▶ [Problem statement]
From the records, pick out and copy each line containing "number".

====== Input

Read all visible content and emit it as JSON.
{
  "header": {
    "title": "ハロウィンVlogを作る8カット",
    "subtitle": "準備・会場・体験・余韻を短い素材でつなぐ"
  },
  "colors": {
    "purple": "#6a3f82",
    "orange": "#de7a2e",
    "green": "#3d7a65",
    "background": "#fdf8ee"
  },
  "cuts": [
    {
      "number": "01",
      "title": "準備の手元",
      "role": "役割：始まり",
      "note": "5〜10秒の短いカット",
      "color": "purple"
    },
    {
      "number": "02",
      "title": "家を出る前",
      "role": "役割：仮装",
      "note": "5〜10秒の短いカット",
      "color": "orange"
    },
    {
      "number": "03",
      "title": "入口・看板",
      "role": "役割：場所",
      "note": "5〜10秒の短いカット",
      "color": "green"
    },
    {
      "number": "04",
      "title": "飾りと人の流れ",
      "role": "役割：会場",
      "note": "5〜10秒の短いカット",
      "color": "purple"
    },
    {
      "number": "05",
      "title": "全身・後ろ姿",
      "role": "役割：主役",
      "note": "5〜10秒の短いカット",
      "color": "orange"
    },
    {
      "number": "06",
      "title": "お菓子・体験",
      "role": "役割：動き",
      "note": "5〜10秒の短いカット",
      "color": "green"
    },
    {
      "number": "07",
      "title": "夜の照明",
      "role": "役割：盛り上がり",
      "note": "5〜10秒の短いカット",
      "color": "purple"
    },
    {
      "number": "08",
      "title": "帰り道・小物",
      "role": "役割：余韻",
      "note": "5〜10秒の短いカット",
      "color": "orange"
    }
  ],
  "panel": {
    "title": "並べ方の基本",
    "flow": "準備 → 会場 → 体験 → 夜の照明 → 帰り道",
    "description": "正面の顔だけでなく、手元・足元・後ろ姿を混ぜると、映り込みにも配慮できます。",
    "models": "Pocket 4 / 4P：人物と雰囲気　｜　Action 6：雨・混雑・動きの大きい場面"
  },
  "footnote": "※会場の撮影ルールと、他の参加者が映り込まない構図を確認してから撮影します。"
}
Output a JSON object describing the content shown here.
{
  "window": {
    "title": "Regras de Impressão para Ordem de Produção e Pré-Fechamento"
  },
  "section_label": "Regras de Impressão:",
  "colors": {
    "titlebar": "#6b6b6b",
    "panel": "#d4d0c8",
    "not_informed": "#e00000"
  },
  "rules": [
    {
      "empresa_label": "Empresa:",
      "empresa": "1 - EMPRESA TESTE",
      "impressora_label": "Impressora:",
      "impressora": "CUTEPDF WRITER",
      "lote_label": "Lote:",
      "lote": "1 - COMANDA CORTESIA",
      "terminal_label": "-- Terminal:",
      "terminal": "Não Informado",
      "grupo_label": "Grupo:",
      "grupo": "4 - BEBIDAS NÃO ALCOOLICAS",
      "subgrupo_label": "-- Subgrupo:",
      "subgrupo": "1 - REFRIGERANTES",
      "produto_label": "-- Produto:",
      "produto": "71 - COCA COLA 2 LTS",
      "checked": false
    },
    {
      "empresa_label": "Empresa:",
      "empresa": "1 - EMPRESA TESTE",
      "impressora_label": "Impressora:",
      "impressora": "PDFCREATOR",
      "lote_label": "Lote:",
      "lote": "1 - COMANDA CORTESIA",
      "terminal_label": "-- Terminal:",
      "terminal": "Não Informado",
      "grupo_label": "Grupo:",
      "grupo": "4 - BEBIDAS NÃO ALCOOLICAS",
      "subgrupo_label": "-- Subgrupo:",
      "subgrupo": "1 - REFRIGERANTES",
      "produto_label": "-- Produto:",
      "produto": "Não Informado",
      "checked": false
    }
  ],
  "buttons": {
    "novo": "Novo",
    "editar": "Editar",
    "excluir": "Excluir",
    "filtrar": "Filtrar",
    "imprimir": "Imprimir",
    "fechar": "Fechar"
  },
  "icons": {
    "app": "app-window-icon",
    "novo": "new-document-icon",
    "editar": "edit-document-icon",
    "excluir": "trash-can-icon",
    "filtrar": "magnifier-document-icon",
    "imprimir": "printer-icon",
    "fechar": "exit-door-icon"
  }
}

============

▶ [Solution to this problem]
      "number": "01",
      "number": "02",
      "number": "03",
      "number": "04",
      "number": "05",
      "number": "06",
      "number": "07",
      "number": "08",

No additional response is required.